What drove the prices down?
While it might be a worrisome sign to see the likes of Apple Inc. dragged down, there does not seem to be a massive worrying sign for the tech sell-off. The sector has been rallying and garnered strong interest from investors. The pandemic and ensuing lockdowns accelerated investments in tech stocks, and the entire industry had a sprinting rally.
However, the decline was long overdue, according to analysts. The sell-off most likely indicates a healthy near-term pullback rather than a tech-led market downturn. The tech industry’s long-term support has not waned, and neither has the overall market seen a devastating event that could lead people away from tech companies.
With such a significant market movement, Canadian tech stocks also felt the waves ripple from across the border between September 1 and September 4, 2020.
Between September 1 and September 4, Shopify declined 14.59%, decreasing to $1,270 per share. The tech titan Shopify seems like it has seen a drastic downturn in such a short time. However, the recent movement does not define weaker fundamentals for the company.
Shopify is still a solid growth story with plenty of steam left for long-term investors. The recent decline across the tech sector did not come as a surprise for analysts. Shopify itself has been trading well ahead of its financials for a while. It was only a matter of time that it would see a correction.
Shopify looks even more attractive for its long-term prospects due to changing consumer behavior amid the pandemic. It could be wise to buy the stock on the dip.
Lightspeed POS has not enjoyed a constant upward rally like Shopify during the pandemic. It initially faced significant challenges in generating revenue because most of its clients lost business due to the lockdown. However, a change in its product offering enabled Lightspeed to see a drastic upward rally from its March lows.
Between September 1 and September 4, 2020, Lightspeed declined by a massive 8.57%. Despite the worrying figure, you can consider this nothing more than the fatigue of its recent rally.

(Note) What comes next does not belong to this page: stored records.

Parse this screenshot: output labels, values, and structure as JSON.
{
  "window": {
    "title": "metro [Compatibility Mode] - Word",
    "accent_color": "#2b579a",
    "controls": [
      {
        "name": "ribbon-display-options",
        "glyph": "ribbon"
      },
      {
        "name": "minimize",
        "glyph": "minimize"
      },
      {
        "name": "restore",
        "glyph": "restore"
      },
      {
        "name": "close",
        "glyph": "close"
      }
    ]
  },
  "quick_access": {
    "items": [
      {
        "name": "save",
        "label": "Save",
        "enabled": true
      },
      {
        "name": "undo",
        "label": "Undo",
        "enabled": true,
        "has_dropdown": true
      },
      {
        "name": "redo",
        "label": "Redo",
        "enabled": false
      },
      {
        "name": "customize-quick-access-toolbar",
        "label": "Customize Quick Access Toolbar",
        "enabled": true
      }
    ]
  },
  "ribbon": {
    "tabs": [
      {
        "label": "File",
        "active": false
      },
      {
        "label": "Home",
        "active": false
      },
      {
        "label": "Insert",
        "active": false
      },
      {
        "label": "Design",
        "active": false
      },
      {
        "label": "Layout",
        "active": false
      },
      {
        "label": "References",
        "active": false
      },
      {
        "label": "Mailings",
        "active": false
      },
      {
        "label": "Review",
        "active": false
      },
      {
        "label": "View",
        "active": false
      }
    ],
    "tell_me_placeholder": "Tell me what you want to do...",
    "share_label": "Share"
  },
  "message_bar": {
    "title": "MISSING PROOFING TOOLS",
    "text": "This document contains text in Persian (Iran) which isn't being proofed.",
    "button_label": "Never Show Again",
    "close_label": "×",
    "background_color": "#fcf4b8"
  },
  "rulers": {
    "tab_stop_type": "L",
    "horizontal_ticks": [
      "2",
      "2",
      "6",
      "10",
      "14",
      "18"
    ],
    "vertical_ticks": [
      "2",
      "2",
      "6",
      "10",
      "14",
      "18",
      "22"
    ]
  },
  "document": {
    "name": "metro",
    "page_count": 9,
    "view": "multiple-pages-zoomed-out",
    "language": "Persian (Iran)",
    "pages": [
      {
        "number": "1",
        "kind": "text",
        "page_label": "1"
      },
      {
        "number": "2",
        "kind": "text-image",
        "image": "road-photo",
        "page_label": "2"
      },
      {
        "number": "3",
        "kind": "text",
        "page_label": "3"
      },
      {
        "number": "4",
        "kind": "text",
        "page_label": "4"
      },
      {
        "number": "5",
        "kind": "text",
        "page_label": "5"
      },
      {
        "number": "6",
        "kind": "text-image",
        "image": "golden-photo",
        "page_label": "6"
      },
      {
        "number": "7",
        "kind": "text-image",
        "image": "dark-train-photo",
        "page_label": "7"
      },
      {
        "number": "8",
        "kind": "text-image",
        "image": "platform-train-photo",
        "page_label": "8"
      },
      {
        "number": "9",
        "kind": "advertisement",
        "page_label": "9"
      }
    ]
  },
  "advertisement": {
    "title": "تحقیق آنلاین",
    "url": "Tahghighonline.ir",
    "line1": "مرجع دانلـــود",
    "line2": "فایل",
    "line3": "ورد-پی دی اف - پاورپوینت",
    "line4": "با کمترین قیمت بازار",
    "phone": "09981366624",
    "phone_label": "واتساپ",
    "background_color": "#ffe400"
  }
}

Lightspeed updated its digital products for retailers and restaurants to tend to the changing market dynamics. The move created a higher demand for its services, and Lightspeed’s subscriptions have skyrocketed. As the company gains more customers, Lightspeed can continue to see further growth and improved profit margins.
At writing, it is trading for $43.52 per share and looks quite attractive for long-term tech investors.
As worrying as it might have seemed, the recent tech sector pullback is unlikely to lead a market meltdown. Other factors like a housing market decline, are more likely to cause a downturn. Tech stocks are likely only witnessing a bit of fatigue after an excellent run.
I think Shopify and Lightspeed POS are attractively priced, and you should consider adding the companies to your portfolio on the dip.
This article represents the opinion of the writer, who may disagree with the “official” recommendation position of a Motley Fool premium service or advisor. We’re Motley! Questioning an investing thesis — even one of our own — helps us all think critically about investing and make decisions that help us become smarter, happier, and richer, so we sometimes publish articles that may not be in line with recommendations, rankings or other content.
Fool contributor Adam Othman owns shares of Shopify. David Gardner owns shares of Apple. Tom Gardner owns shares of Shopify. The Motley Fool owns shares of and recommends Apple, Shopify, and Shopify. The Motley Fool owns shares of Lightspeed POS Inc.